When faced with the writing component of the PSLE exam it can be tempting to “just start writing”. There’s a time limit, you have lots to say and more is better, right? Not always. A long essay which covers a lot of territory sounds like a good idea in theory but what is most important in your essay is the content. A thousand words which take the reader nowhere, or fail to address the specifics of the essay task, will be more detrimental to your overall marks than having a shorter but more focused piece of writing.
Take time to carefully consider the task in front of you. Is it asking you to give an opinion? If so, then it is important you actually give one! Does it want you to describe an issue? If so, a detailed description of all sides of that issue will be important.
Once you have considered the task, think about what is the most essential information for you to include – this is especially important because you have limited time in the exam. Plan out what you want to say or what action is going to take place in your writing before you begin and you will have a solid foundation to achieve essay success.
Relying on pre-taught phrases can be helpful when writing essays but if they are the same phrases that all students are taught then there is nothing to distinguish your writing from that of others. It is important to show your flexibility with the English language. This includes accurate descriptive language. Watch out for overly flowery descriptions, sometimes called “purple prose”.
His long, crooked, witch-like fingers grasped in a vice-like grip the elegant, gilded sceptre.
This kind of description does show off the writer’s skill at description but is a little bit lengthy and leaves little up to the imagination of the reader. If there aren’t many other equally flowery descriptions in the piece then it can seem a little out of place. It is important to keep in mind that there needs to be a healthy balance between description and also moving the action forward.

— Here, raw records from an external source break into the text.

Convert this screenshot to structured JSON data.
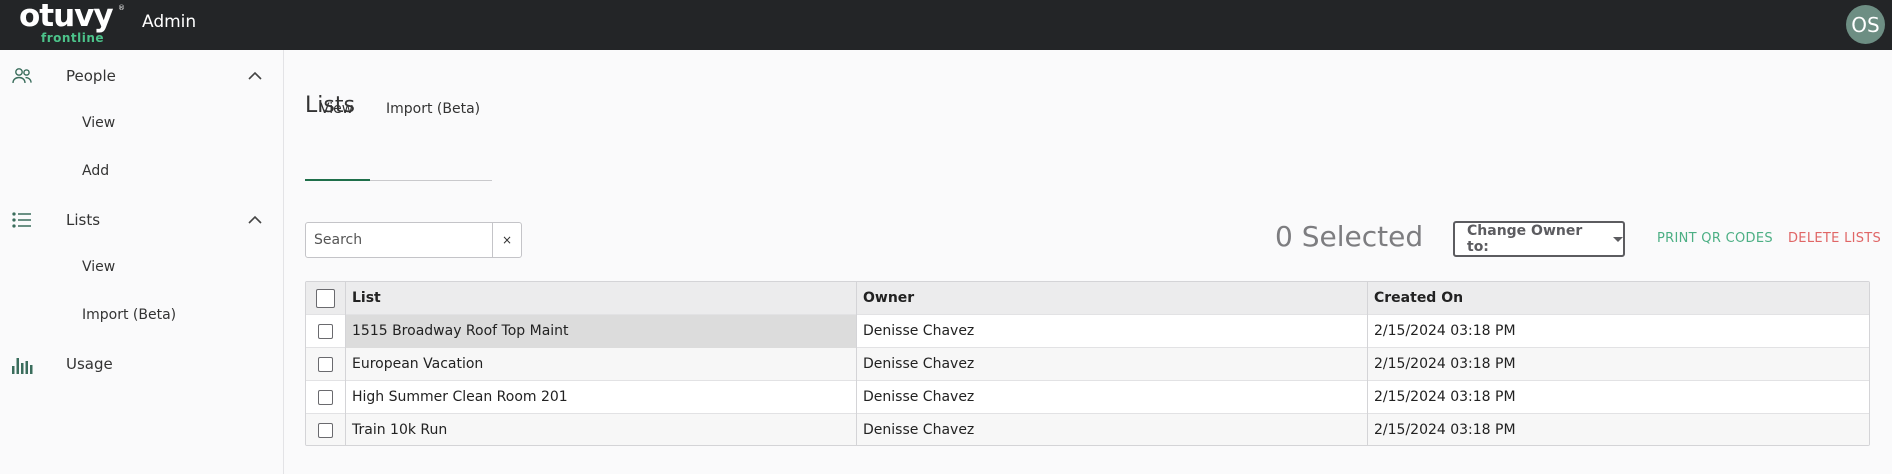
{
  "topbar": {
    "logo_text": "otuvy",
    "logo_tm": "®",
    "logo_sub": "frontline",
    "app_title": "Admin",
    "avatar_initials": "OS"
  },
  "sidebar": {
    "items": [
      {
        "label": "People",
        "icon": "people-icon",
        "expanded": true,
        "children": [
          {
            "label": "View"
          },
          {
            "label": "Add"
          }
        ]
      },
      {
        "label": "Lists",
        "icon": "list-icon",
        "expanded": true,
        "children": [
          {
            "label": "View"
          },
          {
            "label": "Import (Beta)"
          }
        ]
      },
      {
        "label": "Usage",
        "icon": "bar-chart-icon"
      }
    ]
  },
  "main": {
    "title": "Lists",
    "tabs": [
      {
        "label": "View",
        "active": true
      },
      {
        "label": "Import (Beta)",
        "active": false
      }
    ],
    "search": {
      "placeholder": "Search",
      "value": "",
      "clear_label": "×"
    },
    "selected_count": "0 Selected",
    "change_owner_label": "Change Owner to:",
    "print_label": "PRINT QR CODES",
    "delete_label": "DELETE LISTS",
    "colors": {
      "accent_green": "#1f6f4a",
      "print": "#4caf84",
      "delete": "#e06666"
    }
  },
  "table": {
    "columns": [
      "List",
      "Owner",
      "Created On"
    ],
    "rows": [
      {
        "list": "1515 Broadway Roof Top Maint",
        "owner": "Denisse Chavez",
        "created": "2/15/2024 03:18 PM"
      },
      {
        "list": "European Vacation",
        "owner": "Denisse Chavez",
        "created": "2/15/2024 03:18 PM"
      },
      {
        "list": "High Summer Clean Room 201",
        "owner": "Denisse Chavez",
        "created": "2/15/2024 03:18 PM"
      },
      {
        "list": "Train 10k Run",
        "owner": "Denisse Chavez",
        "created": "2/15/2024 03:18 PM"
      }
    ]
  }
}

It can be difficult to use your time wisely when doing a writing task but making sure you take some time to plan at the beginning and leave a couple of minutes to read through and check your work at the end will help ensure you produce a more accurate and well-structured piece of work.
– Christopher Newcombe,
British Council (Toa Payoh centre)